The Nocsae standard has been criticized by outside experts, and even some Nocsae officials, for being outdated.

Xenith’s Building the Enlightened Warrior

Vin Ferrara is the CEO of Xenith and believes that he has found a way to make a football helmet that could revolutionize the game in terms of concussive episodes.  The X1 helmet is used by a very small number of professional players, because they are not provided by the NFL/team due to contracts with Riddell and other makers.

Mr. Ferrara is working hard on getting his product out, including great programs with lower level football, extending down to the high school level and earlier.  There is a purchasing program they have developed to get these helmets on heads as fast as possible.

I have yet to work with these helmets at my school, however I have convinced the administration and coaches to purchase some for our use.  It’s a tough task to eliminate the concussions, and we probably will not, but prevention is the best medicine, as well as being prepared.

Please click on the link to the left (Enlightened Warrior) to see what Mr. Ferrara has in mind and has put on paper.  Here is a quote:

BELIEVE IN PREVENTION
First and foremost, anyone involved in athletics should believe that prevention of neurological injury is of paramount importance. An undercurrent of “concussions are inevitable, we just have to manage them” permeates the sports world. Just because some concussions may still occur, this does not warrant an attitude of complete resignation towards preventing the injury. Prevention is possible. Prevention is critical.

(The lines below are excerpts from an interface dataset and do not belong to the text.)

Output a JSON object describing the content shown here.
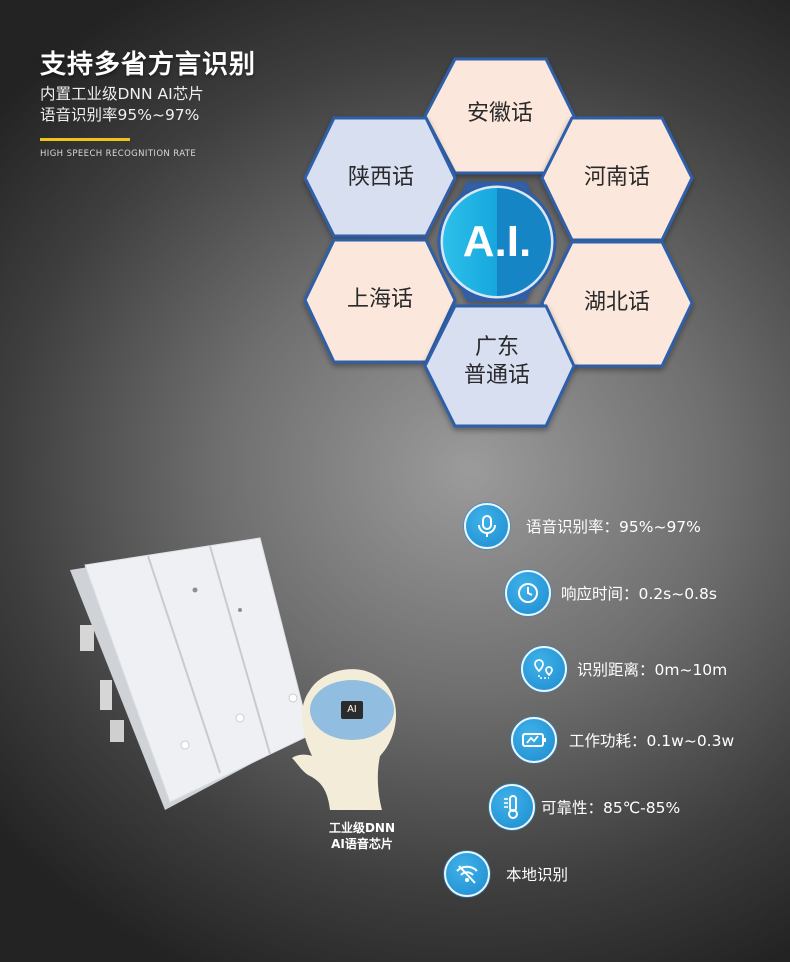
{
  "header": {
    "title": "支持多省方言识别",
    "subtitle_lines": [
      "内置工业级DNN AI芯片",
      "语音识别率95%~97%"
    ],
    "caption": "HIGH SPEECH RECOGNITION RATE"
  },
  "hexagons": {
    "center": "A.I.",
    "dialects": {
      "anhui": "安徽话",
      "shaanxi": "陕西话",
      "henan": "河南话",
      "shanghai": "上海话",
      "hubei": "湖北话",
      "guangdong_line1": "广东",
      "guangdong_line2": "普通话"
    }
  },
  "features": [
    {
      "label": "语音识别率：95%~97%",
      "icon": "microphone-icon"
    },
    {
      "label": "响应时间：0.2s~0.8s",
      "icon": "clock-icon"
    },
    {
      "label": "识别距离：0m~10m",
      "icon": "location-pins-icon"
    },
    {
      "label": "工作功耗：0.1w~0.3w",
      "icon": "battery-icon"
    },
    {
      "label": "可靠性：85℃-85%",
      "icon": "thermometer-icon"
    },
    {
      "label": "本地识别",
      "icon": "wifi-off-icon"
    }
  ],
  "chip": {
    "badge": "AI",
    "caption_line1": "工业级DNN",
    "caption_line2": "AI语音芯片"
  },
  "colors": {
    "accent": "#f0c21b",
    "hex_blue": "#d7dff1",
    "hex_peach": "#fbe7dc",
    "hex_border": "#2f5ea8",
    "icon_blue": "#1d8bcf",
    "ai_blue": "#18a7dd"
  }
}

I would also like to thank Mr. Ferrara for recognizing the importance of certified athletic trainers as well.